▶ **ABOUT THIS EXERCISE**
Set down each line of the data below exactly as it stands, dropping the pictures.

▶ **Items from an interface collection**
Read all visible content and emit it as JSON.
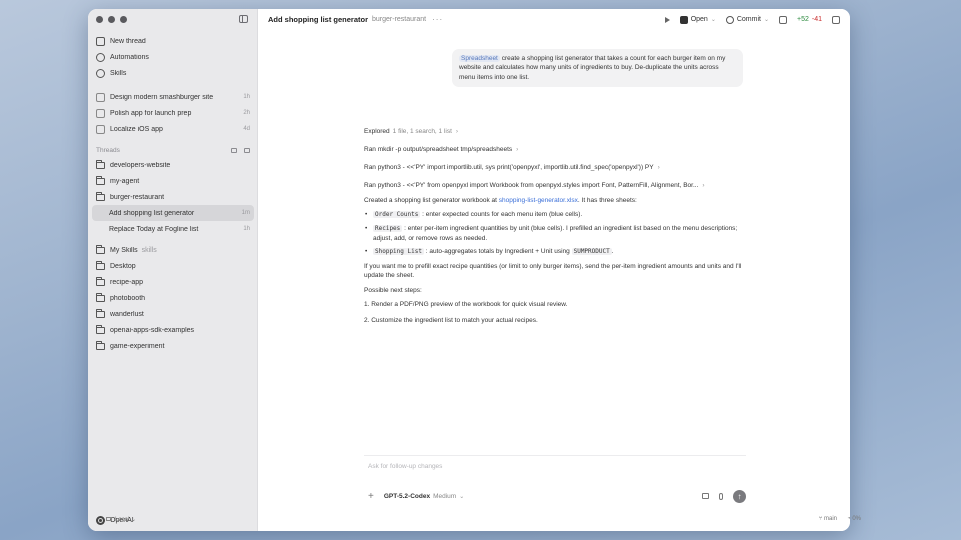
{
  "topbar": {
    "title": "Add shopping list generator",
    "project": "burger-restaurant",
    "more": "···",
    "open_label": "Open",
    "commit_label": "Commit",
    "diff_added": "+52",
    "diff_removed": "-41"
  },
  "sidebar": {
    "nav": [
      {
        "label": "New thread",
        "icon": "new-thread-icon"
      },
      {
        "label": "Automations",
        "icon": "clock-icon"
      },
      {
        "label": "Skills",
        "icon": "skills-icon"
      }
    ],
    "recent": [
      {
        "label": "Design modern smashburger site",
        "meta": "1h"
      },
      {
        "label": "Polish app for launch prep",
        "meta": "2h"
      },
      {
        "label": "Localize iOS app",
        "meta": "4d"
      }
    ],
    "threads_header": "Threads",
    "threads": [
      {
        "label": "developers-website"
      },
      {
        "label": "my-agent"
      },
      {
        "label": "burger-restaurant"
      }
    ],
    "sub_threads": [
      {
        "label": "Add shopping list generator",
        "meta": "1m"
      },
      {
        "label": "Replace Today at Fogline list",
        "meta": "1h"
      }
    ],
    "more_threads": [
      {
        "label": "My Skills",
        "muted": "skills"
      },
      {
        "label": "Desktop"
      },
      {
        "label": "recipe-app"
      },
      {
        "label": "photobooth"
      },
      {
        "label": "wanderlust"
      },
      {
        "label": "openai-apps-sdk-examples"
      },
      {
        "label": "game-experiment"
      }
    ],
    "footer_label": "OpenAI"
  },
  "user_message": {
    "chip": "Spreadsheet",
    "text": "create a shopping list generator that takes a count for each burger item on my website and calculates how many units of ingredients to buy. De-duplicate the units across menu items into one list."
  },
  "assistant": {
    "explored": "Explored",
    "explored_detail": "1 file, 1 search, 1 list",
    "commands": [
      "Ran mkdir -p output/spreadsheet tmp/spreadsheets",
      "Ran python3 - <<'PY' import importlib.util, sys print('openpyxl', importlib.util.find_spec('openpyxl')) PY",
      "Ran python3 - <<'PY' from openpyxl import Workbook from openpyxl.styles import Font, PatternFill, Alignment, Bor..."
    ],
    "created_prefix": "Created a shopping list generator workbook at",
    "created_link": "shopping-list-generator.xlsx",
    "created_suffix": ". It has three sheets:",
    "bullets": [
      {
        "code": "Order Counts",
        "text": ": enter expected counts for each menu item (blue cells)."
      },
      {
        "code": "Recipes",
        "text": ": enter per-item ingredient quantities by unit (blue cells). I prefilled an ingredient list based on the menu descriptions; adjust, add, or remove rows as needed."
      },
      {
        "code": "Shopping List",
        "text": ": auto-aggregates totals by Ingredient + Unit using",
        "code2": "SUMPRODUCT",
        "text2": "."
      }
    ],
    "followup": "If you want me to prefill exact recipe quantities (or limit to only burger items), send the per-item ingredient amounts and units and I'll update the sheet.",
    "next_steps_label": "Possible next steps:",
    "next_steps": [
      "1. Render a PDF/PNG preview of the workbook for quick visual review.",
      "2. Customize the ingredient list to match your actual recipes."
    ]
  },
  "composer": {
    "placeholder": "Ask for follow-up changes",
    "plus": "+",
    "model": "GPT-5.2-Codex",
    "effort": "Medium",
    "send": "↑"
  },
  "statusbar": {
    "env": "Local",
    "branch": "main",
    "context": "0%"
  }
}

▶ **ANSWER SPACE**
Read all visible content and emit it as JSON.
{
  "topbar": {
    "title": "Add shopping list generator",
    "project": "burger-restaurant",
    "more": "···",
    "open_label": "Open",
    "commit_label": "Commit",
    "diff_added": "+52",
    "diff_removed": "-41"
  },
  "sidebar": {
    "nav": [
      {
        "label": "New thread",
        "icon": "new-thread-icon"
      },
      {
        "label": "Automations",
        "icon": "clock-icon"
      },
      {
        "label": "Skills",
        "icon": "skills-icon"
      }
    ],
    "recent": [
      {
        "label": "Design modern smashburger site",
        "meta": "1h"
      },
      {
        "label": "Polish app for launch prep",
        "meta": "2h"
      },
      {
        "label": "Localize iOS app",
        "meta": "4d"
      }
    ],
    "threads_header": "Threads",
    "threads": [
      {
        "label": "developers-website"
      },
      {
        "label": "my-agent"
      },
      {
        "label": "burger-restaurant"
      }
    ],
    "sub_threads": [
      {
        "label": "Add shopping list generator",
        "meta": "1m"
      },
      {
        "label": "Replace Today at Fogline list",
        "meta": "1h"
      }
    ],
    "more_threads": [
      {
        "label": "My Skills",
        "muted": "skills"
      },
      {
        "label": "Desktop"
      },
      {
        "label": "recipe-app"
      },
      {
        "label": "photobooth"
      },
      {
        "label": "wanderlust"
      },
      {
        "label": "openai-apps-sdk-examples"
      },
      {
        "label": "game-experiment"
      }
    ],
    "footer_label": "OpenAI"
  },
  "user_message": {
    "chip": "Spreadsheet",
    "text": "create a shopping list generator that takes a count for each burger item on my website and calculates how many units of ingredients to buy. De-duplicate the units across menu items into one list."
  },
  "assistant": {
    "explored": "Explored",
    "explored_detail": "1 file, 1 search, 1 list",
    "commands": [
      "Ran mkdir -p output/spreadsheet tmp/spreadsheets",
      "Ran python3 - <<'PY' import importlib.util, sys print('openpyxl', importlib.util.find_spec('openpyxl')) PY",
      "Ran python3 - <<'PY' from openpyxl import Workbook from openpyxl.styles import Font, PatternFill, Alignment, Bor..."
    ],
    "created_prefix": "Created a shopping list generator workbook at",
    "created_link": "shopping-list-generator.xlsx",
    "created_suffix": ". It has three sheets:",
    "bullets": [
      {
        "code": "Order Counts",
        "text": ": enter expected counts for each menu item (blue cells)."
      },
      {
        "code": "Recipes",
        "text": ": enter per-item ingredient quantities by unit (blue cells). I prefilled an ingredient list based on the menu descriptions; adjust, add, or remove rows as needed."
      },
      {
        "code": "Shopping List",
        "text": ": auto-aggregates totals by Ingredient + Unit using",
        "code2": "SUMPRODUCT",
        "text2": "."
      }
    ],
    "followup": "If you want me to prefill exact recipe quantities (or limit to only burger items), send the per-item ingredient amounts and units and I'll update the sheet.",
    "next_steps_label": "Possible next steps:",
    "next_steps": [
      "1. Render a PDF/PNG preview of the workbook for quick visual review.",
      "2. Customize the ingredient list to match your actual recipes."
    ]
  },
  "composer": {
    "placeholder": "Ask for follow-up changes",
    "plus": "+",
    "model": "GPT-5.2-Codex",
    "effort": "Medium",
    "send": "↑"
  },
  "statusbar": {
    "env": "Local",
    "branch": "main",
    "context": "0%"
  }
}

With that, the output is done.